> _THE TASK_
Say how many lines below hold the word "HEVC"; give the number by itself.

(Saved entries)
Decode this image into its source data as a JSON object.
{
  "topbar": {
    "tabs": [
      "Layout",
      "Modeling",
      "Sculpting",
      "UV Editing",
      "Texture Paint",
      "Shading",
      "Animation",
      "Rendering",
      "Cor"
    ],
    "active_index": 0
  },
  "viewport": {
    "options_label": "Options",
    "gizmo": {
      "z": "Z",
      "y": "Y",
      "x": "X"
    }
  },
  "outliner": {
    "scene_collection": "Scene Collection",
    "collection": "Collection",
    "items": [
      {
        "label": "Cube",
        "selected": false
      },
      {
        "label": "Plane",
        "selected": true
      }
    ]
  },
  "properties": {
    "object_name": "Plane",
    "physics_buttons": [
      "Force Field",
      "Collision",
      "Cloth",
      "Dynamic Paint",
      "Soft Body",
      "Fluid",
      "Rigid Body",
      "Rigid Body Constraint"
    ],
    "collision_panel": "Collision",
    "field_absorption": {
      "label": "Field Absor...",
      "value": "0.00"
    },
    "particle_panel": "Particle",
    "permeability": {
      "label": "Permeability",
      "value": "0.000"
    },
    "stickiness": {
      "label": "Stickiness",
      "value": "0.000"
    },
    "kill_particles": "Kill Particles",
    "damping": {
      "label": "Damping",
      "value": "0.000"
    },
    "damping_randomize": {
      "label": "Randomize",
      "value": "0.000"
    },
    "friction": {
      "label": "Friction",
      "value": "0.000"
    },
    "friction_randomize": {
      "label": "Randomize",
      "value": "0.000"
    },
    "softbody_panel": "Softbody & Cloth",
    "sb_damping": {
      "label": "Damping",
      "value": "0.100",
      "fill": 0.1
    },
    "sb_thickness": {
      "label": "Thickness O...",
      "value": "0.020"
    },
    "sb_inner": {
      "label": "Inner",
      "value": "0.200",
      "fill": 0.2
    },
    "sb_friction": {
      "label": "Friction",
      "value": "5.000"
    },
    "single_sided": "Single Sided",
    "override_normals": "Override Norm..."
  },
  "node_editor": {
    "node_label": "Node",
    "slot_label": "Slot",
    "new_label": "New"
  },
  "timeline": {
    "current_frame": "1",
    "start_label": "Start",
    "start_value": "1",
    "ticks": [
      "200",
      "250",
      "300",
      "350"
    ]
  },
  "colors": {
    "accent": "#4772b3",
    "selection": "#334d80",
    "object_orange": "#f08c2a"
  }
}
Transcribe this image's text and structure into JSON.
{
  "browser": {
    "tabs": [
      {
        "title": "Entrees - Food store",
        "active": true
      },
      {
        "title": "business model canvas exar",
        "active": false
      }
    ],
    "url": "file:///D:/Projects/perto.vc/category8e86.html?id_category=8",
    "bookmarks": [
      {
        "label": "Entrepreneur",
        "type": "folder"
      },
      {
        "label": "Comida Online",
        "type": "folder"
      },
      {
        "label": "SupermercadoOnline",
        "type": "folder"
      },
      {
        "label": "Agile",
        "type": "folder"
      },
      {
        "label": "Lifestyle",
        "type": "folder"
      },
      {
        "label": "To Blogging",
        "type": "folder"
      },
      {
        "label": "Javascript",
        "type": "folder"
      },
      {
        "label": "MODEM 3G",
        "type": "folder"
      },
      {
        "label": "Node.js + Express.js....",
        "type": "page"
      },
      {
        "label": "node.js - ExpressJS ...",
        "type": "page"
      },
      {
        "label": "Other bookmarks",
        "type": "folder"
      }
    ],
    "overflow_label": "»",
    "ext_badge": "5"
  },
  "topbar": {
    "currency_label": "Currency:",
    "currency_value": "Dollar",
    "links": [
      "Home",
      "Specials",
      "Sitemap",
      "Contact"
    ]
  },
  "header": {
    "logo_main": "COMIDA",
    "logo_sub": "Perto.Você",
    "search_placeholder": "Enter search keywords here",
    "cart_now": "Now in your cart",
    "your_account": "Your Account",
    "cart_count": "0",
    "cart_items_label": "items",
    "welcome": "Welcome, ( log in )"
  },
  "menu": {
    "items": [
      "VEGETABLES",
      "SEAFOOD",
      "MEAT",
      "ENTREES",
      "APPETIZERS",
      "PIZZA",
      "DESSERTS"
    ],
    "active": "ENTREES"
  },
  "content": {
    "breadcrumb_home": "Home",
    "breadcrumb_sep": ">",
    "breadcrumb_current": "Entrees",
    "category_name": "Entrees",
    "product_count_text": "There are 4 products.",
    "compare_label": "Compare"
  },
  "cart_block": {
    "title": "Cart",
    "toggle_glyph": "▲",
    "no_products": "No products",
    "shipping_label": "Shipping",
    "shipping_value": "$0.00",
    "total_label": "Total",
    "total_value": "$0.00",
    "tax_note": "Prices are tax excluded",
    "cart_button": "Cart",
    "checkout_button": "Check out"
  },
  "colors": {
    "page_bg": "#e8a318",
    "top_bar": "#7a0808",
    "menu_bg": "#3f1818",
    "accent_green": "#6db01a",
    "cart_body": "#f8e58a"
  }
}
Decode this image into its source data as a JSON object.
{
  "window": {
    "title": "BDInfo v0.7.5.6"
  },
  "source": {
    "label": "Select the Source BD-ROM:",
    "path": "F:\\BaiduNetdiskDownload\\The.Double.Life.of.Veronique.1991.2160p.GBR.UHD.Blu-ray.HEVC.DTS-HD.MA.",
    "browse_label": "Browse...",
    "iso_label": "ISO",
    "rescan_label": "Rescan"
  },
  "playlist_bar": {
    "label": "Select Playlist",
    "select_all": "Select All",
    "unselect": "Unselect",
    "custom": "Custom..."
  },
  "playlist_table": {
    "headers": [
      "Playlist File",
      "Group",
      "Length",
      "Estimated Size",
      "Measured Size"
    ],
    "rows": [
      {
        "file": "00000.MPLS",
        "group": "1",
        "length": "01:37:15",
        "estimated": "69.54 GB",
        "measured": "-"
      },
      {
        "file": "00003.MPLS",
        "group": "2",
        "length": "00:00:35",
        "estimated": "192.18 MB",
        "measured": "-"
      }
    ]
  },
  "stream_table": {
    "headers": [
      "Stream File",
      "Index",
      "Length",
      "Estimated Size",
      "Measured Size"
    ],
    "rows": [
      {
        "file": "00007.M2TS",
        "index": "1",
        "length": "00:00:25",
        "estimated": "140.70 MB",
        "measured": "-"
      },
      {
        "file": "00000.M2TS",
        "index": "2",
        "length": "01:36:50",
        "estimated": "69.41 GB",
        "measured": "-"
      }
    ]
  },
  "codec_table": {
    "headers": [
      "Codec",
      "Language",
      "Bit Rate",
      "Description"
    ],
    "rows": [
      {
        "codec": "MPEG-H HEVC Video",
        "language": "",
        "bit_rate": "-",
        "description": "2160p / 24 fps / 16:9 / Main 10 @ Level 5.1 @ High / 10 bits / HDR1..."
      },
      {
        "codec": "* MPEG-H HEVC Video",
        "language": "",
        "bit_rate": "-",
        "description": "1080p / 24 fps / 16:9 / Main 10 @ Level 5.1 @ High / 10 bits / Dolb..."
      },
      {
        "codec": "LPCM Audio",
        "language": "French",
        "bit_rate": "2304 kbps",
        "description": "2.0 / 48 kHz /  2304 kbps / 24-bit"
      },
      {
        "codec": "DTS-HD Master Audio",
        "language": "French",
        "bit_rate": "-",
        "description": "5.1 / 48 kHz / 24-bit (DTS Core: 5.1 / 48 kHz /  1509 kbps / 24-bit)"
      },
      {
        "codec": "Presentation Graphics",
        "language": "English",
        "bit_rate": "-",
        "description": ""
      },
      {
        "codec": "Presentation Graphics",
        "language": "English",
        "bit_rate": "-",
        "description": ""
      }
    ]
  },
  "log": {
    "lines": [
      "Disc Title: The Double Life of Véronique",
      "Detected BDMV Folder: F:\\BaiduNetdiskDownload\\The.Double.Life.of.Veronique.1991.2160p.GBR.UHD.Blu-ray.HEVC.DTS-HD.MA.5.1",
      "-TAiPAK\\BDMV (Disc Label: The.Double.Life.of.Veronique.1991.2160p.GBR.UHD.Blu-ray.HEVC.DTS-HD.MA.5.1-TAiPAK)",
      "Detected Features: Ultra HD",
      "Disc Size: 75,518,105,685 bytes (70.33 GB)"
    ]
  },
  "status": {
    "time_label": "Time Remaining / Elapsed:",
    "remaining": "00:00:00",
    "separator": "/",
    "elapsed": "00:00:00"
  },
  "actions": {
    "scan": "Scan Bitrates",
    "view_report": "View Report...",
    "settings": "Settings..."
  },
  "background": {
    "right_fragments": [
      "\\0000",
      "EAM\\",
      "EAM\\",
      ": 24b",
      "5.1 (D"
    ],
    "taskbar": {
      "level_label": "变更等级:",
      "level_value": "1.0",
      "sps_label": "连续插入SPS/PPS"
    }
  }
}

> _RESPONSE_
5